Spreadsheets were developed by the 3BM software team and populated with National Curriculum (NC) statements. Sheets were developed initially for Reading, Writing and Maths for Years 1 – 6.

It was necessary to re-word some NC statements and flesh out others to make them more specific. We quickly identified the need to differentiate NC statements between Years 3 & 4, and between Years 5 & 6, so that we were able to show progress between these year groups.

At the moment children can be assessed in the following ‘phases’:

  • Emerging into a year group’s curriculum
  • Developing into a year group’s curriculum. Or
  • Secure in a year group’s curriculum
  • There is also the capacity to use Mastering as a phase, but how and when this should be used is a school-based decision.

Staff assess children in their class against the NC statements and highlight the spreadsheets termly. To inform the assessments we use evidence from: exercise books; marking feedback; test data; Q & A; guided reading discussions and general knowledge about each child.

The percentage of statements a child has achieved determines which phase they are in. Progress is currently measured in ‘steps’. For example, a child progressing from a Year 6 E to a Year 6 D would have made 1 step progress.
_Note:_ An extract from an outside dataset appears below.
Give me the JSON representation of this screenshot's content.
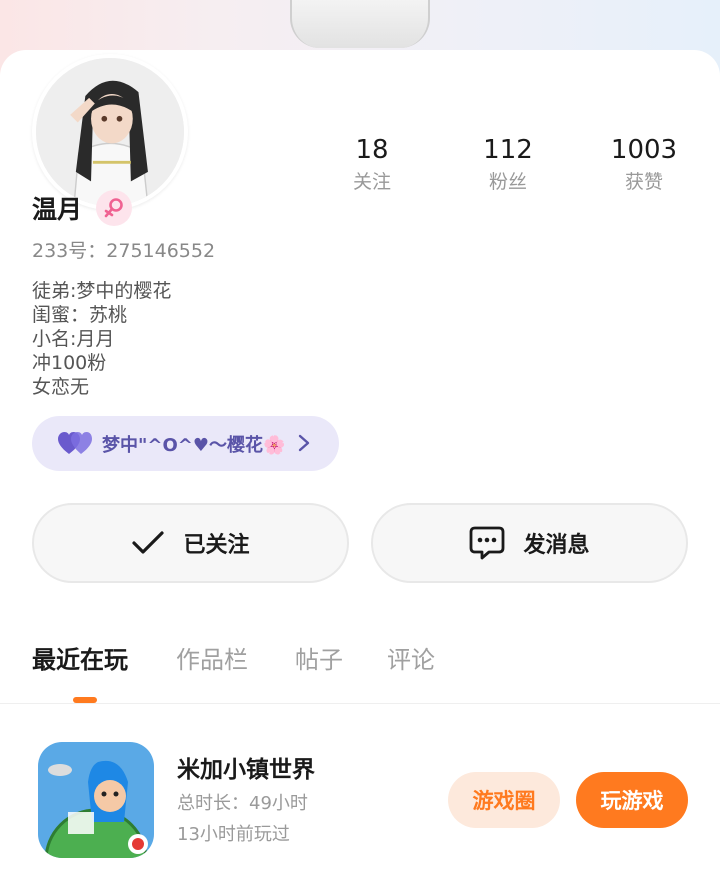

The expectation is that a child would make on average 3 steps a year, ie from a Year 3 Secure in July to a Year 4 Secure by the following July.

There is no doubt that the statements on the sheets are challenging and reflective of the new higher expectations of the National Curriculum. For a child to be ‘secure’ in a Year group, which is to say, ‘at age-related expectations’, he or she would be doing very well.

The sheets provide very useful and comprehensive information simultaneously about a cohort and an individual. Hence they help teachers plan for an individual’s progress and additionally what the class needs to work on collectively. In this regard, they are a useful planning and assessing tool, and can be used for on-going purposes. By entering phase information into SIMS, analysis reports can be pulled together and the progress of different groups compared.

The system will be constantly evaluated to ensure that outstanding practice in the school continues. Regular, quality formative feedback will continue. The assessment structures in place: Q & A in lessons; feedback in books; guided reading discussions and end of term tests will largely be unchanged. The main changes are around the ‘language’ associated with children’s attainment and progress. This is a shift for staff, parents, pupils and governors alike.

Obviously work needs to continue to ensure that there is a growing consistency among schools. Moderating and standardising will be an important on-going process. St Joseph’s has been moderating on a regular basis throughout the year both with a cluster of schools and internally with its own school staff.

Consultations with parents and carers should highlight the importance of ‘what a child can do and what he or she needs to do next’ rather than focus on numbers and labels. This, we emphasise, will lead to progress and improvement. Here again, the spreadsheets present this information clearly and also enable leaders to track group, cohort and individual progress.

The Standards and Testing Agency Guidance can be viewed here.